EXERCISE PROMPT: Some lines below hold "indieweb". Pick them out and copy them.

Data excerpts
'''

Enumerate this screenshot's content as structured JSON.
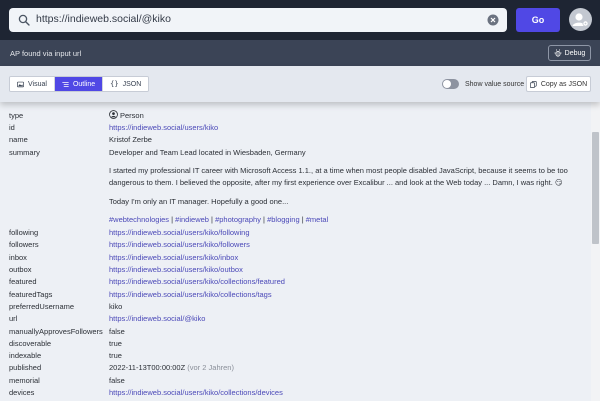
{
  "header": {
    "url_value": "https://indieweb.social/@kiko",
    "go_label": "Go"
  },
  "status": {
    "message": "AP found via input url",
    "debug_label": "Debug"
  },
  "toolbar": {
    "tabs": [
      {
        "label": "Visual",
        "icon": "visual-icon"
      },
      {
        "label": "Outline",
        "icon": "outline-icon"
      },
      {
        "label": "JSON",
        "icon": "code-icon"
      }
    ],
    "active_tab": "Outline",
    "show_value_source_label": "Show value source",
    "copy_json_label": "Copy as JSON"
  },
  "object": {
    "type": {
      "key": "type",
      "value": "Person",
      "icon": "person-icon"
    },
    "id": {
      "key": "id",
      "value": "https://indieweb.social/users/kiko"
    },
    "name": {
      "key": "name",
      "value": "Kristof Zerbe"
    },
    "summary": {
      "key": "summary",
      "line1": "Developer and Team Lead located in Wiesbaden, Germany",
      "p2a": "I started my professional IT career with Microsoft Access 1.1., at a time when most people disabled JavaScript, because it seems to be too",
      "p2b": "dangerous to them. I believed the opposite, after my first experience over Excalibur ... and look at the Web today ... Damn, I was right. 😏",
      "p3": "Today I'm only an IT manager. Hopefully a good one...",
      "tags": [
        "#webtechnologies",
        "#indieweb",
        "#photography",
        "#blogging",
        "#metal"
      ],
      "tag_separator": " | "
    },
    "following": {
      "key": "following",
      "value": "https://indieweb.social/users/kiko/following"
    },
    "followers": {
      "key": "followers",
      "value": "https://indieweb.social/users/kiko/followers"
    },
    "inbox": {
      "key": "inbox",
      "value": "https://indieweb.social/users/kiko/inbox"
    },
    "outbox": {
      "key": "outbox",
      "value": "https://indieweb.social/users/kiko/outbox"
    },
    "featured": {
      "key": "featured",
      "value": "https://indieweb.social/users/kiko/collections/featured"
    },
    "featuredTags": {
      "key": "featuredTags",
      "value": "https://indieweb.social/users/kiko/collections/tags"
    },
    "preferredUsername": {
      "key": "preferredUsername",
      "value": "kiko"
    },
    "url": {
      "key": "url",
      "value": "https://indieweb.social/@kiko"
    },
    "manuallyApprovesFollowers": {
      "key": "manuallyApprovesFollowers",
      "value": "false"
    },
    "discoverable": {
      "key": "discoverable",
      "value": "true"
    },
    "indexable": {
      "key": "indexable",
      "value": "true"
    },
    "published": {
      "key": "published",
      "value": "2022-11-13T00:00:00Z",
      "relative": "(vor 2 Jahren)"
    },
    "memorial": {
      "key": "memorial",
      "value": "false"
    },
    "devices": {
      "key": "devices",
      "value": "https://indieweb.social/users/kiko/collections/devices"
    }
  },
  "colors": {
    "accent": "#5048e5",
    "header_bg": "#1e2533",
    "status_bg": "#3b4456",
    "link": "#4b49b8"
  }
}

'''

SOLUTION TO THIS EXERCISE:
    "url_value": "https://indieweb.social/@kiko",
      "value": "https://indieweb.social/users/kiko"
        "#indieweb",
      "value": "https://indieweb.social/users/kiko/following"
      "value": "https://indieweb.social/users/kiko/followers"
      "value": "https://indieweb.social/users/kiko/inbox"
      "value": "https://indieweb.social/users/kiko/outbox"
      "value": "https://indieweb.social/users/kiko/collections/featured"
      "value": "https://indieweb.social/users/kiko/collections/tags"
      "value": "https://indieweb.social/@kiko"
      "value": "https://indieweb.social/users/kiko/collections/devices"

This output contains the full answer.